Activity: Restate the data below word for word. Skip any images it contains.

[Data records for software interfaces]
★ ★ ★ ★

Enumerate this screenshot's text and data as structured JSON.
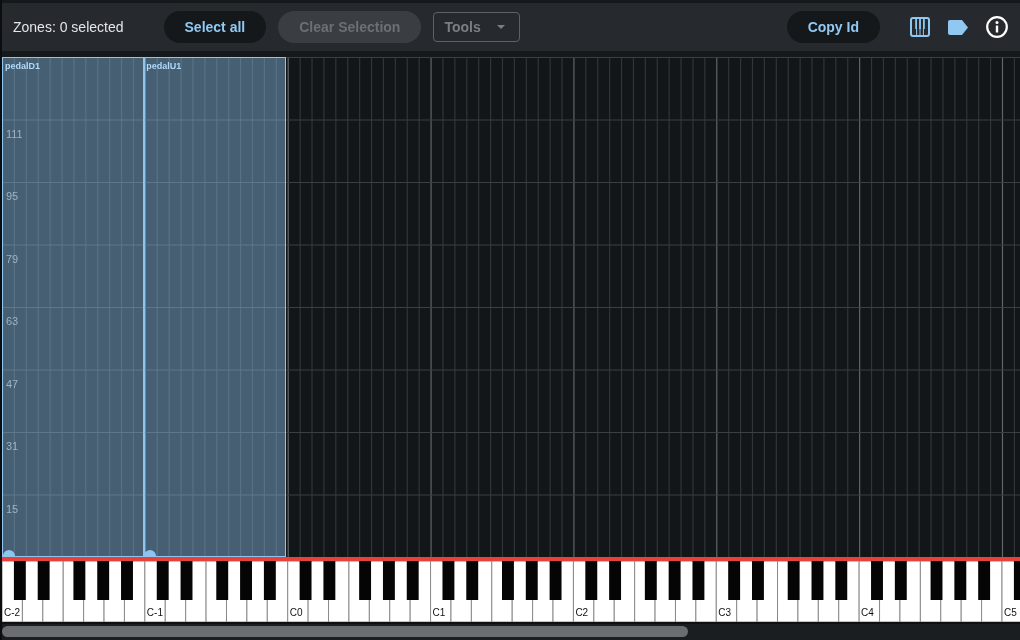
{
  "toolbar": {
    "status": "Zones: 0 selected",
    "buttons": [
      {
        "label": "Select all",
        "disabled": false
      },
      {
        "label": "Clear Selection",
        "disabled": true
      }
    ],
    "tools_menu": {
      "label": "Tools",
      "disabled": true
    },
    "copy_button": {
      "label": "Copy Id",
      "disabled": false
    },
    "view_buttons": [
      {
        "kind": "piano",
        "on": true
      },
      {
        "kind": "tag",
        "on": true
      },
      {
        "kind": "info",
        "on": false
      }
    ]
  },
  "zone_map": {
    "velocity_labels": [
      "111",
      "95",
      "79",
      "63",
      "47",
      "31",
      "15"
    ],
    "zones": [
      {
        "label": "pedalD1",
        "selected": false
      },
      {
        "label": "pedalU1",
        "selected": false
      }
    ]
  },
  "keyboard": {
    "octave_labels": [
      "C-2",
      "C-1",
      "C0",
      "C1",
      "C2",
      "C3",
      "C4",
      "C5"
    ]
  }
}
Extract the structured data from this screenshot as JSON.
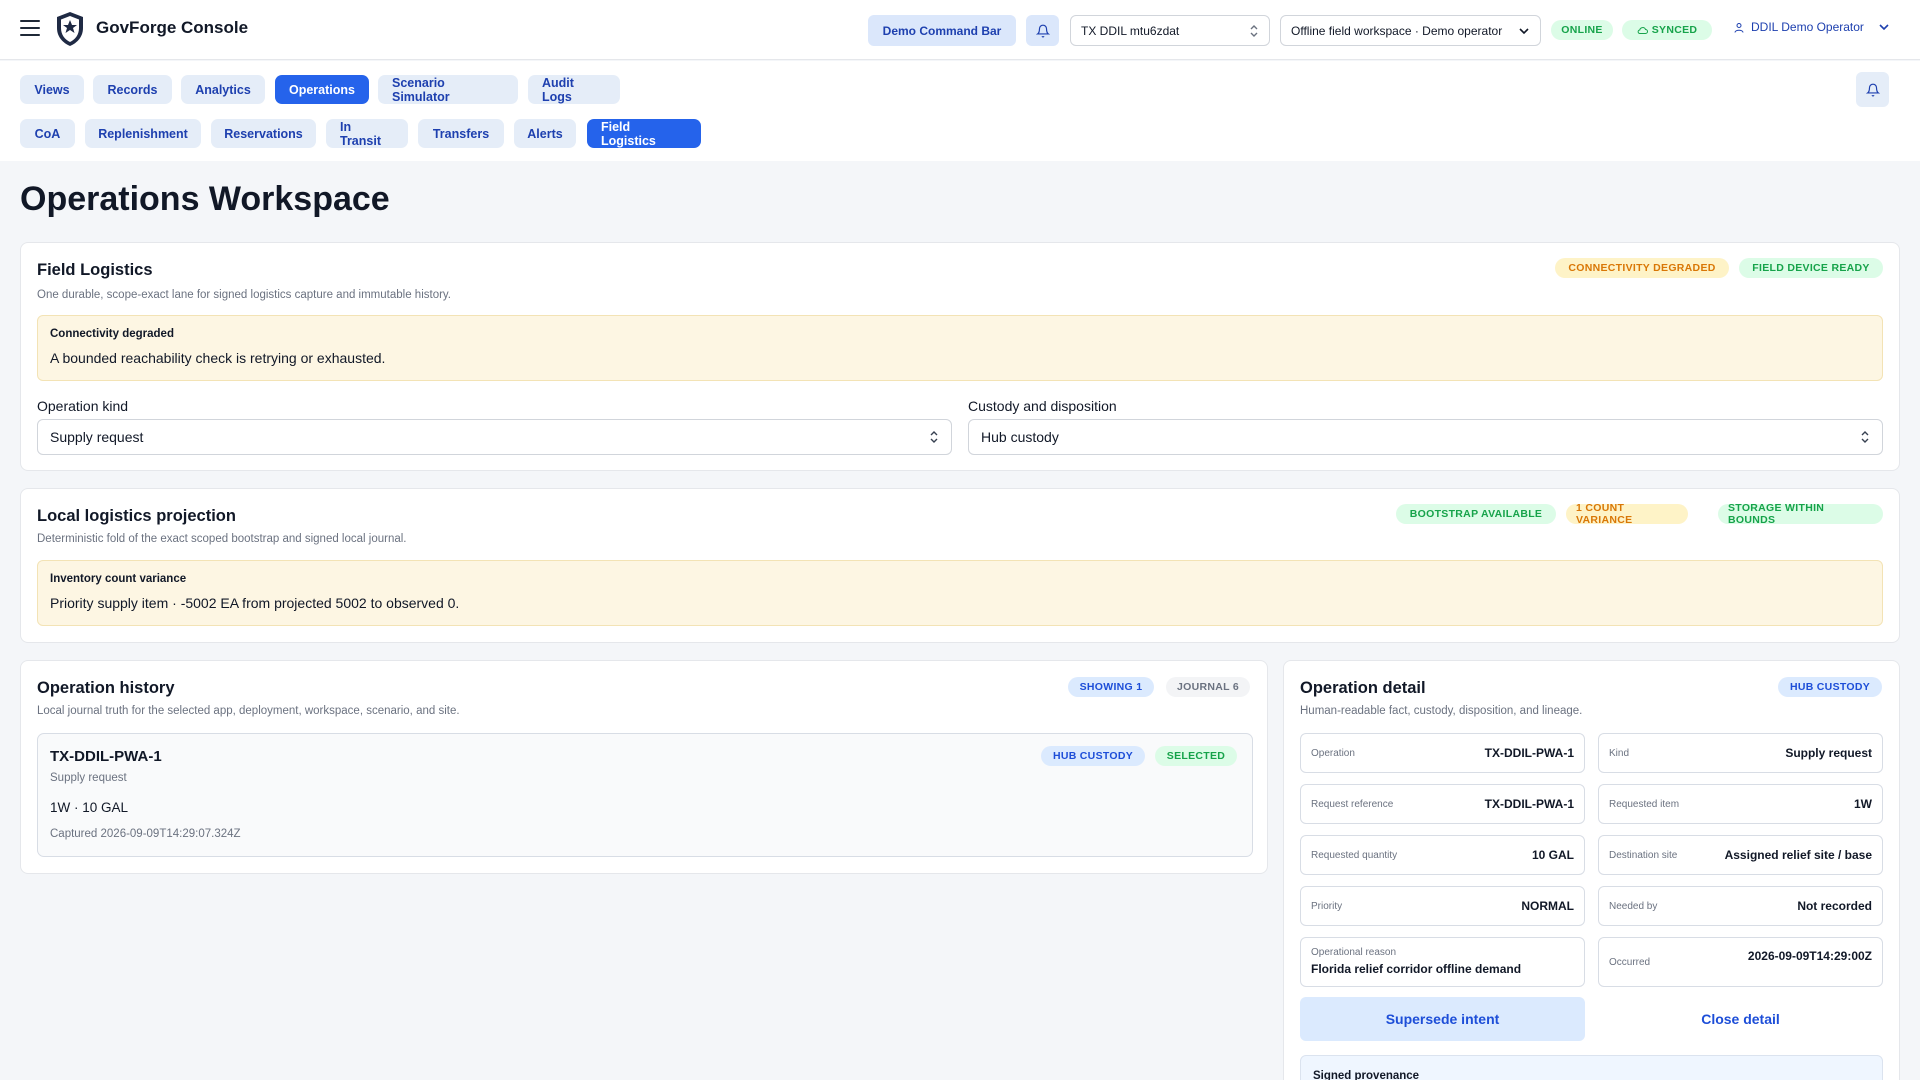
{
  "app": {
    "title": "GovForge Console"
  },
  "topbar": {
    "command_bar_label": "Demo Command Bar",
    "tenant_select": "TX DDIL mtu6zdat",
    "workspace_select": "Offline field workspace · Demo operator",
    "status_online": "ONLINE",
    "status_synced": "SYNCED",
    "user_name": "DDIL Demo Operator"
  },
  "nav": {
    "primary_tabs": [
      {
        "label": "Views"
      },
      {
        "label": "Records"
      },
      {
        "label": "Analytics"
      },
      {
        "label": "Operations"
      },
      {
        "label": "Scenario Simulator"
      },
      {
        "label": "Audit Logs"
      }
    ],
    "primary_active": "Operations",
    "secondary_tabs": [
      {
        "label": "CoA"
      },
      {
        "label": "Replenishment"
      },
      {
        "label": "Reservations"
      },
      {
        "label": "In Transit"
      },
      {
        "label": "Transfers"
      },
      {
        "label": "Alerts"
      },
      {
        "label": "Field Logistics"
      }
    ],
    "secondary_active": "Field Logistics"
  },
  "page": {
    "title": "Operations Workspace"
  },
  "field_logistics": {
    "title": "Field Logistics",
    "subtitle": "One durable, scope-exact lane for signed logistics capture and immutable history.",
    "badges": [
      "CONNECTIVITY DEGRADED",
      "FIELD DEVICE READY"
    ],
    "notice_title": "Connectivity degraded",
    "notice_body": "A bounded reachability check is retrying or exhausted.",
    "operation_kind_label": "Operation kind",
    "operation_kind_value": "Supply request",
    "custody_label": "Custody and disposition",
    "custody_value": "Hub custody"
  },
  "projection": {
    "title": "Local logistics projection",
    "subtitle": "Deterministic fold of the exact scoped bootstrap and signed local journal.",
    "badges": [
      "BOOTSTRAP AVAILABLE",
      "1 COUNT VARIANCE",
      "STORAGE WITHIN BOUNDS"
    ],
    "notice_title": "Inventory count variance",
    "notice_body": "Priority supply item · -5002 EA from projected 5002 to observed 0."
  },
  "history": {
    "title": "Operation history",
    "subtitle": "Local journal truth for the selected app, deployment, workspace, scenario, and site.",
    "badges": [
      "SHOWING 1",
      "JOURNAL 6"
    ],
    "item": {
      "id": "TX-DDIL-PWA-1",
      "kind": "Supply request",
      "badges": [
        "HUB CUSTODY",
        "SELECTED"
      ],
      "summary": "1W · 10 GAL",
      "captured": "Captured 2026-09-09T14:29:07.324Z"
    }
  },
  "detail": {
    "title": "Operation detail",
    "subtitle": "Human-readable fact, custody, disposition, and lineage.",
    "badge": "HUB CUSTODY",
    "fields": [
      {
        "k": "Operation",
        "v": "TX-DDIL-PWA-1"
      },
      {
        "k": "Kind",
        "v": "Supply request"
      },
      {
        "k": "Request reference",
        "v": "TX-DDIL-PWA-1"
      },
      {
        "k": "Requested item",
        "v": "1W"
      },
      {
        "k": "Requested quantity",
        "v": "10 GAL"
      },
      {
        "k": "Destination site",
        "v": "Assigned relief site / base"
      },
      {
        "k": "Priority",
        "v": "NORMAL"
      },
      {
        "k": "Needed by",
        "v": "Not recorded"
      },
      {
        "k": "Operational reason",
        "v": "Florida relief corridor offline demand"
      },
      {
        "k": "Occurred",
        "v": "2026-09-09T14:29:00Z"
      }
    ],
    "supersede_label": "Supersede intent",
    "close_label": "Close detail",
    "provenance_label": "Signed provenance"
  },
  "colors": {
    "accent": "#2563eb",
    "warning_bg": "#fdf6e3",
    "success": "#16a34a",
    "warning": "#d97706"
  },
  "icons": [
    "menu-icon",
    "shield-logo-icon",
    "bell-icon",
    "chevron-updown-icon",
    "chevron-down-icon",
    "cloud-icon",
    "user-icon"
  ]
}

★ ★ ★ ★

Problem solution:
Enumerate this screenshot's text and data as structured JSON.
{
  "toolbar": {
    "status": "Zones: 0 selected",
    "buttons": [
      {
        "label": "Select all",
        "disabled": false
      },
      {
        "label": "Clear Selection",
        "disabled": true
      }
    ],
    "tools_menu": {
      "label": "Tools",
      "disabled": true
    },
    "copy_button": {
      "label": "Copy Id",
      "disabled": false
    },
    "view_buttons": [
      {
        "kind": "piano",
        "on": true
      },
      {
        "kind": "tag",
        "on": true
      },
      {
        "kind": "info",
        "on": false
      }
    ]
  },
  "zone_map": {
    "velocity_labels": [
      "111",
      "95",
      "79",
      "63",
      "47",
      "31",
      "15"
    ],
    "zones": [
      {
        "label": "pedalD1",
        "selected": false
      },
      {
        "label": "pedalU1",
        "selected": false
      }
    ]
  },
  "keyboard": {
    "octave_labels": [
      "C-2",
      "C-1",
      "C0",
      "C1",
      "C2",
      "C3",
      "C4",
      "C5"
    ]
  }
}
Extract the structured data from this screenshot as JSON.
{
  "app": {
    "title": "GovForge Console"
  },
  "topbar": {
    "command_bar_label": "Demo Command Bar",
    "tenant_select": "TX DDIL mtu6zdat",
    "workspace_select": "Offline field workspace · Demo operator",
    "status_online": "ONLINE",
    "status_synced": "SYNCED",
    "user_name": "DDIL Demo Operator"
  },
  "nav": {
    "primary_tabs": [
      {
        "label": "Views"
      },
      {
        "label": "Records"
      },
      {
        "label": "Analytics"
      },
      {
        "label": "Operations"
      },
      {
        "label": "Scenario Simulator"
      },
      {
        "label": "Audit Logs"
      }
    ],
    "primary_active": "Operations",
    "secondary_tabs": [
      {
        "label": "CoA"
      },
      {
        "label": "Replenishment"
      },
      {
        "label": "Reservations"
      },
      {
        "label": "In Transit"
      },
      {
        "label": "Transfers"
      },
      {
        "label": "Alerts"
      },
      {
        "label": "Field Logistics"
      }
    ],
    "secondary_active": "Field Logistics"
  },
  "page": {
    "title": "Operations Workspace"
  },
  "field_logistics": {
    "title": "Field Logistics",
    "subtitle": "One durable, scope-exact lane for signed logistics capture and immutable history.",
    "badges": [
      "CONNECTIVITY DEGRADED",
      "FIELD DEVICE READY"
    ],
    "notice_title": "Connectivity degraded",
    "notice_body": "A bounded reachability check is retrying or exhausted.",
    "operation_kind_label": "Operation kind",
    "operation_kind_value": "Supply request",
    "custody_label": "Custody and disposition",
    "custody_value": "Hub custody"
  },
  "projection": {
    "title": "Local logistics projection",
    "subtitle": "Deterministic fold of the exact scoped bootstrap and signed local journal.",
    "badges": [
      "BOOTSTRAP AVAILABLE",
      "1 COUNT VARIANCE",
      "STORAGE WITHIN BOUNDS"
    ],
    "notice_title": "Inventory count variance",
    "notice_body": "Priority supply item · -5002 EA from projected 5002 to observed 0."
  },
  "history": {
    "title": "Operation history",
    "subtitle": "Local journal truth for the selected app, deployment, workspace, scenario, and site.",
    "badges": [
      "SHOWING 1",
      "JOURNAL 6"
    ],
    "item": {
      "id": "TX-DDIL-PWA-1",
      "kind": "Supply request",
      "badges": [
        "HUB CUSTODY",
        "SELECTED"
      ],
      "summary": "1W · 10 GAL",
      "captured": "Captured 2026-09-09T14:29:07.324Z"
    }
  },
  "detail": {
    "title": "Operation detail",
    "subtitle": "Human-readable fact, custody, disposition, and lineage.",
    "badge": "HUB CUSTODY",
    "fields": [
      {
        "k": "Operation",
        "v": "TX-DDIL-PWA-1"
      },
      {
        "k": "Kind",
        "v": "Supply request"
      },
      {
        "k": "Request reference",
        "v": "TX-DDIL-PWA-1"
      },
      {
        "k": "Requested item",
        "v": "1W"
      },
      {
        "k": "Requested quantity",
        "v": "10 GAL"
      },
      {
        "k": "Destination site",
        "v": "Assigned relief site / base"
      },
      {
        "k": "Priority",
        "v": "NORMAL"
      },
      {
        "k": "Needed by",
        "v": "Not recorded"
      },
      {
        "k": "Operational reason",
        "v": "Florida relief corridor offline demand"
      },
      {
        "k": "Occurred",
        "v": "2026-09-09T14:29:00Z"
      }
    ],
    "supersede_label": "Supersede intent",
    "close_label": "Close detail",
    "provenance_label": "Signed provenance"
  },
  "colors": {
    "accent": "#2563eb",
    "warning_bg": "#fdf6e3",
    "success": "#16a34a",
    "warning": "#d97706"
  },
  "icons": [
    "menu-icon",
    "shield-logo-icon",
    "bell-icon",
    "chevron-updown-icon",
    "chevron-down-icon",
    "cloud-icon",
    "user-icon"
  ]
}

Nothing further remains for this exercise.